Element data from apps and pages
=== Section Start ===

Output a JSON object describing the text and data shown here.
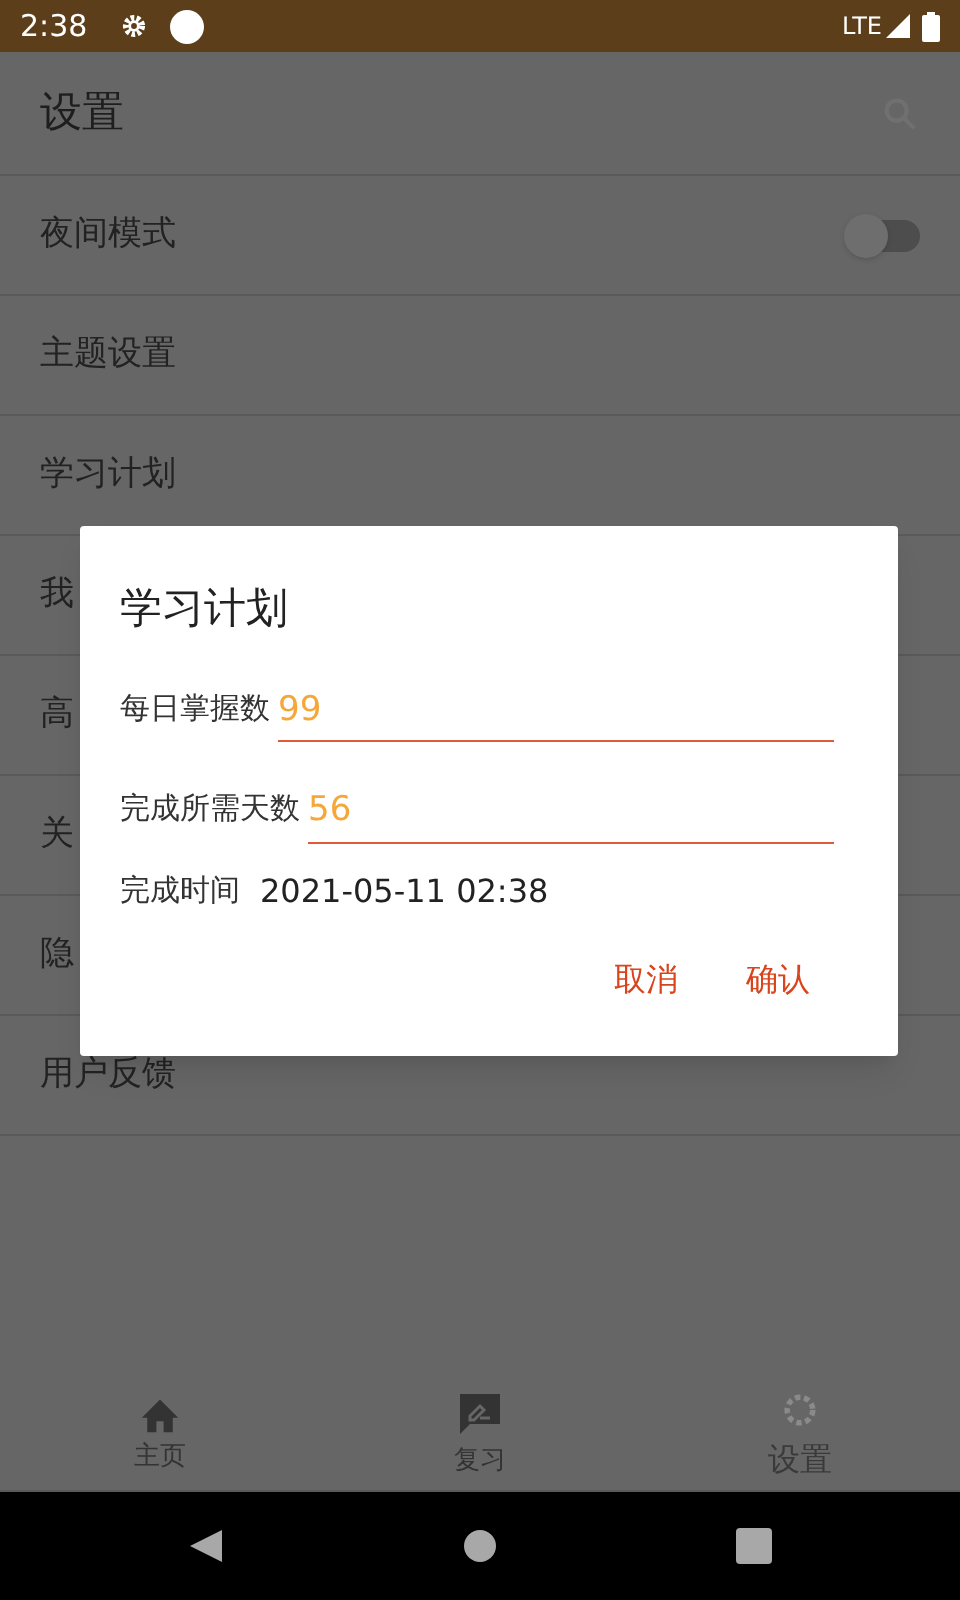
{
  "status_bar": {
    "time": "2:38",
    "network": "LTE"
  },
  "app_bar": {
    "title": "设置"
  },
  "settings": [
    {
      "kind": "switch",
      "label": "夜间模式",
      "on": false
    },
    {
      "kind": "link",
      "label": "主题设置"
    },
    {
      "kind": "link",
      "label": "学习计划"
    },
    {
      "kind": "link",
      "label": "我"
    },
    {
      "kind": "link",
      "label": "高"
    },
    {
      "kind": "link",
      "label": "关"
    },
    {
      "kind": "link",
      "label": "隐"
    },
    {
      "kind": "link",
      "label": "用户反馈"
    }
  ],
  "dialog": {
    "title": "学习计划",
    "fields": [
      {
        "label": "每日掌握数",
        "value": "99"
      },
      {
        "label": "完成所需天数",
        "value": "56"
      }
    ],
    "finish_label": "完成时间",
    "finish_value": "2021-05-11 02:38",
    "buttons": [
      "取消",
      "确认"
    ]
  },
  "bottom_nav": [
    {
      "kind": "home",
      "label": "主页",
      "selected": false
    },
    {
      "kind": "review",
      "label": "复习",
      "selected": false
    },
    {
      "kind": "settings",
      "label": "设置",
      "selected": true
    }
  ]
}
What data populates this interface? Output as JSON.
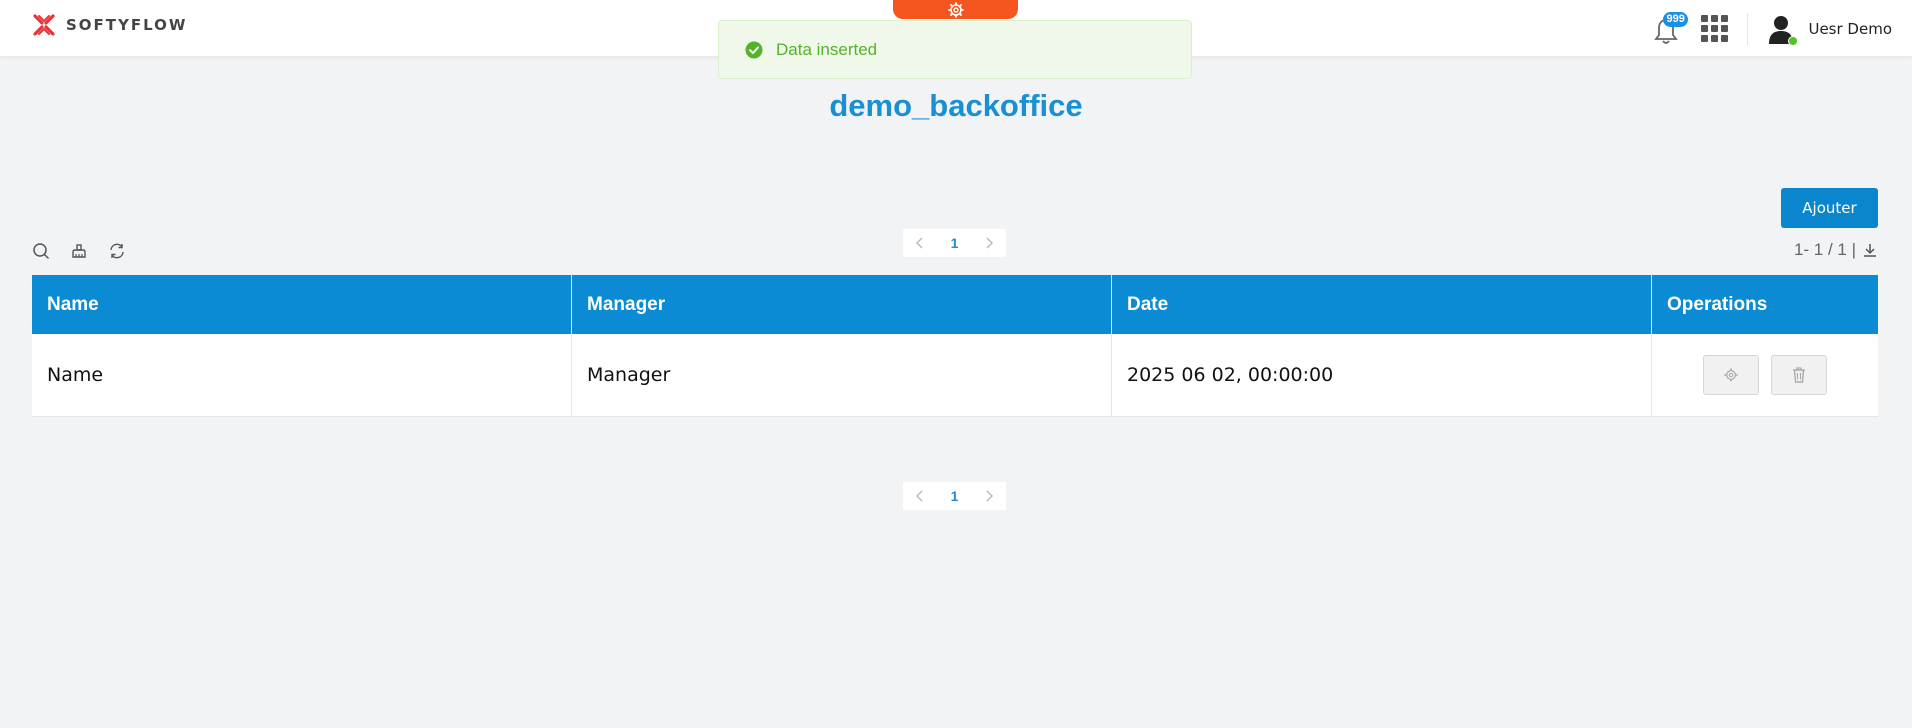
{
  "header": {
    "logo_text": "SOFTYFLOW",
    "notification_count": "999",
    "user_name": "Uesr Demo",
    "accent_color": "#0a8bd4",
    "gear_tab_color": "#f5561f"
  },
  "toast": {
    "message": "Data inserted",
    "icon": "check-circle-icon"
  },
  "page": {
    "title": "demo_backoffice",
    "add_label": "Ajouter",
    "range_info": "1- 1 / 1 |"
  },
  "toolbar": {
    "icons": [
      "search-icon",
      "clear-filter-icon",
      "refresh-icon"
    ]
  },
  "pagination": {
    "current_page": "1"
  },
  "table": {
    "columns": [
      "Name",
      "Manager",
      "Date",
      "Operations"
    ],
    "rows": [
      {
        "name": "Name",
        "manager": "Manager",
        "date": "2025 06 02, 00:00:00"
      }
    ]
  }
}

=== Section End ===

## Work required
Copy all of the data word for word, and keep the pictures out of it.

## Written response
Output a JSON object describing the text and data shown here.
{
  "status_bar": {
    "time": "2:38",
    "network": "LTE"
  },
  "app_bar": {
    "title": "设置"
  },
  "settings": [
    {
      "kind": "switch",
      "label": "夜间模式",
      "on": false
    },
    {
      "kind": "link",
      "label": "主题设置"
    },
    {
      "kind": "link",
      "label": "学习计划"
    },
    {
      "kind": "link",
      "label": "我"
    },
    {
      "kind": "link",
      "label": "高"
    },
    {
      "kind": "link",
      "label": "关"
    },
    {
      "kind": "link",
      "label": "隐"
    },
    {
      "kind": "link",
      "label": "用户反馈"
    }
  ],
  "dialog": {
    "title": "学习计划",
    "fields": [
      {
        "label": "每日掌握数",
        "value": "99"
      },
      {
        "label": "完成所需天数",
        "value": "56"
      }
    ],
    "finish_label": "完成时间",
    "finish_value": "2021-05-11 02:38",
    "buttons": [
      "取消",
      "确认"
    ]
  },
  "bottom_nav": [
    {
      "kind": "home",
      "label": "主页",
      "selected": false
    },
    {
      "kind": "review",
      "label": "复习",
      "selected": false
    },
    {
      "kind": "settings",
      "label": "设置",
      "selected": true
    }
  ]
}
What data populates this interface? Output as JSON.
{
  "header": {
    "logo_text": "SOFTYFLOW",
    "notification_count": "999",
    "user_name": "Uesr Demo",
    "accent_color": "#0a8bd4",
    "gear_tab_color": "#f5561f"
  },
  "toast": {
    "message": "Data inserted",
    "icon": "check-circle-icon"
  },
  "page": {
    "title": "demo_backoffice",
    "add_label": "Ajouter",
    "range_info": "1- 1 / 1 |"
  },
  "toolbar": {
    "icons": [
      "search-icon",
      "clear-filter-icon",
      "refresh-icon"
    ]
  },
  "pagination": {
    "current_page": "1"
  },
  "table": {
    "columns": [
      "Name",
      "Manager",
      "Date",
      "Operations"
    ],
    "rows": [
      {
        "name": "Name",
        "manager": "Manager",
        "date": "2025 06 02, 00:00:00"
      }
    ]
  }
}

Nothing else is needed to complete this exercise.